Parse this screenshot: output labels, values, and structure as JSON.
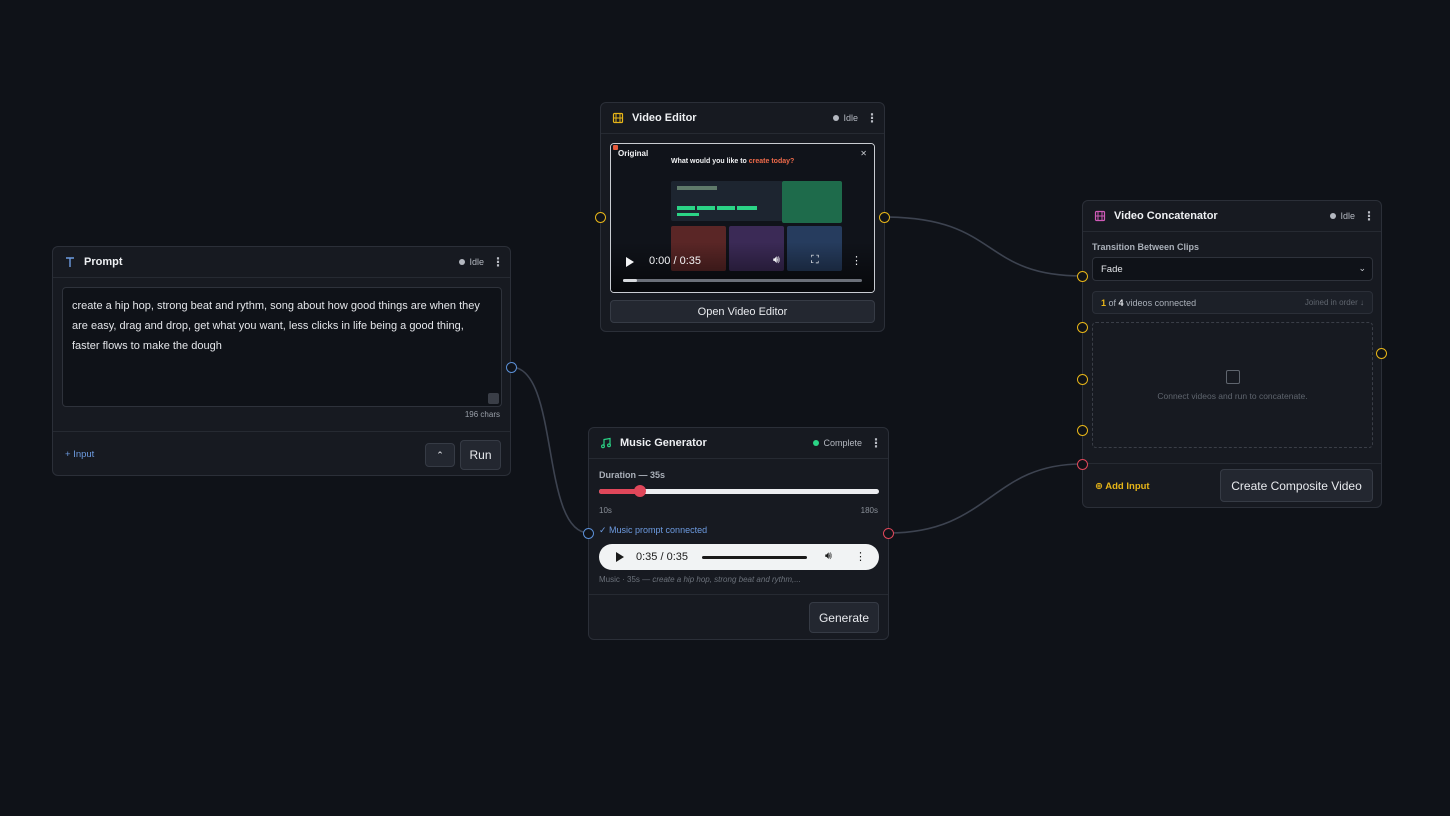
{
  "colors": {
    "background": "#0f1218",
    "node": "#171a21",
    "port_yellow": "#e7b518",
    "port_blue": "#5b8fd6",
    "port_red": "#e0475a",
    "status_complete": "#2bd486"
  },
  "prompt_node": {
    "icon": "text-t-icon",
    "title": "Prompt",
    "status": "Idle",
    "text": "create a hip hop, strong beat and rythm, song about how good things are when they are easy, drag and drop, get what you want, less clicks in life being a good thing, faster flows to make the dough",
    "char_count": "196 chars",
    "add_input": "+ Input",
    "collapse_icon": "chevron-up-icon",
    "run_label": "Run"
  },
  "video_editor_node": {
    "icon": "film-icon",
    "title": "Video Editor",
    "status": "Idle",
    "thumbnail_label": "Original",
    "thumbnail_heading_prefix": "What would you like to ",
    "thumbnail_heading_highlight": "create today?",
    "time": "0:00 / 0:35",
    "progress": 0.06,
    "open_label": "Open Video Editor"
  },
  "music_node": {
    "icon": "music-note-icon",
    "title": "Music Generator",
    "status": "Complete",
    "duration_label": "Duration — 35s",
    "duration_value": 35,
    "duration_min": 10,
    "duration_max": 180,
    "min_label": "10s",
    "max_label": "180s",
    "connected_note": "✓ Music prompt connected",
    "audio_time": "0:35 / 0:35",
    "audio_progress": 1.0,
    "caption_prefix": "Music · 35s — ",
    "caption_text": "create a hip hop, strong beat and rythm,...",
    "generate_label": "Generate"
  },
  "concat_node": {
    "icon": "film-icon",
    "title": "Video Concatenator",
    "status": "Idle",
    "transition_label": "Transition Between Clips",
    "transition_value": "Fade",
    "connected_count": "1",
    "connected_of": " of ",
    "connected_total": "4",
    "connected_suffix": " videos connected",
    "order_note": "Joined in order ↓",
    "empty_text": "Connect videos and run to concatenate.",
    "add_input": "Add Input",
    "create_label": "Create Composite Video"
  }
}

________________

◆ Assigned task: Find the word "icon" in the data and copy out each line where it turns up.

◆ Answer section:
    "icon": "text-t-icon",
    "collapse_icon": "chevron-up-icon",
    "icon": "film-icon",
    "icon": "music-note-icon",
    "icon": "film-icon",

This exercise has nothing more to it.